Jackson knows nothing can be done about an injury-riddled offense. But a new sound system and updated playlist perhaps featuring some hip-hop music rather than stale '80s hair band rock might just inject enough energy for the losses to end.
``I know a lot of people are saying if we were winning it wouldn't be such a focus, but that's the thing about it,'' Jackson said. ``When you lose, everything gets magnified.
``If our fans are not behind us and the music's not pumping and the players are not excited, you've definitely got a lot of reasons why we're not winning.''
The Rams (2-9) certainly have more pressing problems, ruling out quarterback Marc Bulger with a concussion on Thursday after he failed medical tests. They could have five replacement starters on Sunday, with center Brett Romberg, wide receiver/kick returner Dante Hall and James Hall all nursing ankle injuries, and cornerback Fakhir Brown hurting his tailbone.
But atmosphere, Jackson maintains, is something that can be improved.
``A Disney song would sound good if you have a good sound system,'' Jackson said. ``Maybe we can get a band. We don't have a mascot, we don't have anything.''
He's not alone in this endeavor. Defensive tackle La'Roi Glover yelled ``Go Jack!'' as Jackson laid out his plan to reporters.
``You travel to a lot of different stadiums and you kind of feel the atmosphere,'' Glover said. ``We just want to make it a fun, good-time atmosphere.''

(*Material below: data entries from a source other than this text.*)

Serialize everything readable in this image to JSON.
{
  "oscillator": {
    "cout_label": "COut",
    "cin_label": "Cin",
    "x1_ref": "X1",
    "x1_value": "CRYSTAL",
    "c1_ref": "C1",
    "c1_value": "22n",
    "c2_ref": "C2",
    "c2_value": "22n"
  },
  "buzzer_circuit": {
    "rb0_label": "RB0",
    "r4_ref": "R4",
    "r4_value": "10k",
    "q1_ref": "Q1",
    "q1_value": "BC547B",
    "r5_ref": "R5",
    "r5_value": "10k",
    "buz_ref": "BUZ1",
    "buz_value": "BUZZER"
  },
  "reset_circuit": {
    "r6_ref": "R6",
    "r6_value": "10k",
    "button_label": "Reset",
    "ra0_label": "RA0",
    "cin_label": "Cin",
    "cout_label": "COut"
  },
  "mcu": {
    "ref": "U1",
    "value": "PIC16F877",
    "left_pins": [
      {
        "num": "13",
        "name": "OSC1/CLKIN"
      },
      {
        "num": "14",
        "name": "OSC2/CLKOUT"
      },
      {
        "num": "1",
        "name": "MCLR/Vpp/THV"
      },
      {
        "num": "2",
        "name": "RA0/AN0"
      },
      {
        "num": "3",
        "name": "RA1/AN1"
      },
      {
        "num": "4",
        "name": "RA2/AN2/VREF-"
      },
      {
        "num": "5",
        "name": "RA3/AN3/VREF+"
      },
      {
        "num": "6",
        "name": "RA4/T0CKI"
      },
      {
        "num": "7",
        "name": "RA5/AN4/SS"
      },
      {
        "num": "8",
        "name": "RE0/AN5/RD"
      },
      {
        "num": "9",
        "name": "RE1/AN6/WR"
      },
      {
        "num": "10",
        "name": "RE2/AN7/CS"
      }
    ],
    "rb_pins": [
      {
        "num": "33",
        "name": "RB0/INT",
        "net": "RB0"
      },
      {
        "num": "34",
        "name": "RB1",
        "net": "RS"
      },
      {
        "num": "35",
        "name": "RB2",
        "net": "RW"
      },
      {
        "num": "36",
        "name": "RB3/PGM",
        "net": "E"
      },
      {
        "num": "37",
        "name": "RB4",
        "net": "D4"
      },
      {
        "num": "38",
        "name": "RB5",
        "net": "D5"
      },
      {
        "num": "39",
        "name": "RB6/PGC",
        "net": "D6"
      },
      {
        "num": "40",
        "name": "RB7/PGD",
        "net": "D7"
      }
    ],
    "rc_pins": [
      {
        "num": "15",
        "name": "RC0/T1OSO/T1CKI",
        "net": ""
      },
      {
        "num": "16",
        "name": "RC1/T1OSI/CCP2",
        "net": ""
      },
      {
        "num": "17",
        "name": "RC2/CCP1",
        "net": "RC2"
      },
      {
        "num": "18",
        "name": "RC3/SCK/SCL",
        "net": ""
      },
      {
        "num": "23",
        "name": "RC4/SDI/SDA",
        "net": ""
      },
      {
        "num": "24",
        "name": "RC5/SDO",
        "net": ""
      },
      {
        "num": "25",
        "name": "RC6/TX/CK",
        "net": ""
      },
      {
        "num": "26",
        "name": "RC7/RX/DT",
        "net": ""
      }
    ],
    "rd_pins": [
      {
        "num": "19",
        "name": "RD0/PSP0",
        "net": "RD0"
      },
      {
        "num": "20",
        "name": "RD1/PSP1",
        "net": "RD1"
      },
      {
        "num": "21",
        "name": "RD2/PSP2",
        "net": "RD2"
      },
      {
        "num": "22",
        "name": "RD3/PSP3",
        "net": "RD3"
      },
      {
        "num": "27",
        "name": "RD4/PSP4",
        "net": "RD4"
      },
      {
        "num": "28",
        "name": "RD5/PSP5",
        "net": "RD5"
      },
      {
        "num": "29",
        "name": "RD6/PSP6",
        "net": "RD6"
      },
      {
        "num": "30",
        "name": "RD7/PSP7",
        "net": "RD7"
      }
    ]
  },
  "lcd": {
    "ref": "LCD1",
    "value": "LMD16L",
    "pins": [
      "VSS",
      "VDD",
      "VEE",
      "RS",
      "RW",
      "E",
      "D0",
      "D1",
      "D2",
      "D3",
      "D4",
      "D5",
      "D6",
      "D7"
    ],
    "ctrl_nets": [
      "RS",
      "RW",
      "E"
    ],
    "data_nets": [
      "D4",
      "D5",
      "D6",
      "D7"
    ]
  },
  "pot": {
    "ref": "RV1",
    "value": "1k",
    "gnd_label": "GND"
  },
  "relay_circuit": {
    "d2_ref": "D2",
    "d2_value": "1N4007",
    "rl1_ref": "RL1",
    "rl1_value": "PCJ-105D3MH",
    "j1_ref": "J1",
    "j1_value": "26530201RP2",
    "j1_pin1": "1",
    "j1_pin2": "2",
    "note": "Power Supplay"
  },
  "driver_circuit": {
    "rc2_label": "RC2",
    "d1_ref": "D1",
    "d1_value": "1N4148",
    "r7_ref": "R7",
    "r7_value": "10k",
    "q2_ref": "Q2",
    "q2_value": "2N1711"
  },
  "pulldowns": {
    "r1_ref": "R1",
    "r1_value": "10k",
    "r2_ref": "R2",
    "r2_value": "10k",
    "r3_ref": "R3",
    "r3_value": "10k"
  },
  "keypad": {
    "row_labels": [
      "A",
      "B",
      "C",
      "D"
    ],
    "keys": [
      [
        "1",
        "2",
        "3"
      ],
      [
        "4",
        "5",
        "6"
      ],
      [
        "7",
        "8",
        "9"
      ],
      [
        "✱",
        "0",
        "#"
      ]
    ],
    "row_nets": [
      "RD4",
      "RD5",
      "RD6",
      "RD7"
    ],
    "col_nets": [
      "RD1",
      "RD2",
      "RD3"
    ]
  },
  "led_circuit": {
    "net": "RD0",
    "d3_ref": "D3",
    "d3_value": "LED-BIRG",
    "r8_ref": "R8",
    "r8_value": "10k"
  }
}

Perhaps facing another scuffling team also might help.
Bobby Petrino, a coaching buddy of the Rams' Scott Linehan since the two were together on the Idaho coaching staff from 1989-90, has had a disastrous first year in the NFL to nearly match Linehan's. The Falcons (3-8) have been scrambling since before the start of training camp due to Michael Vick's legal problems, have similar offensive line injury woes, and have been outscored 62-20 by the Colts and Buccaneers in the last two games at home.
``There hasn't been just one thing that I think that stands out,'' Petrino said. ``Certainly, we've had a lot of controversy starting with the first day of preseason. The game is still the same. I enjoy that.''
The Falcons and Rams have a lot of woes in common.
Nine players have started on the offensive line for the Falcons. It's a lot like the Rams, who have three starters on injured reserve and have used 16 combinations.
``It's been hard to overcome, simply because you miss the continuity,'' Petrino said. ``Also your ability to grow as an offense as the season goes on and add some things and take advantage of some things goes by the wayside.
``You're actually reducing things that you do and cutting things out because 'this young man' has only played one game and we want to simplify it.'''
Bulger missed two games earlier in the year with broken ribs and now the concussion has knocked him out again, leaving the Rams with veteran Gus Frerotte in charge. Frerotte is still reeling a bit after missing two chances to beat the Seahawks in the final minute near the goal line, misfiring on a pass to wide-open Isaac Bruce on first down and fumbling the snap on fourth-and-goal from the 1 in the final minute of a five-point loss.
``You've seen it happen to people on the goal line, guys get fired up down there and sometimes those things happen,'' Frerotte said. ``It was shocking and disappointing to me.''
The Falcons are sticking for the time being with Joey Harrington, twice benched, on Sunday, even though Byron Leftwich has returned to practice from a tailbone injury.
``We tried to make a change in the middle of the season and liked what Byron did in the first half at New Orleans, then he got injured,'' Petrino said. ``We tried to have him come back and it just didn't work out, so Joey has been the guy and he'll play for us.''
The Rams have lost at home to the Panthers, 49ers and Cardinals, all sub-.500. Sunday's low-wattage matchup will be the third game blacked out on local television because it did not sell out.
The franchise had sold out every game since moving to St. Louis in 1995 before last season's finale, on Christmas Eve, against the five-win Redskins. Now, lots of empty seats have become commonplace.
Linehan's not sold on Jackson's suggestion for getting the fans energized, and thus energizing a sagging franchise. Linehan believes coaches and players should concentrate on where they can make a difference, namely on the field.
``We can create the atmosphere by finishing the game and getting wins under our belt and getting people in there,'' Linehan said. ``It's no secret, we have to finish out games and get the home winning streak here and the atmosphere will change dramatically when that happens.''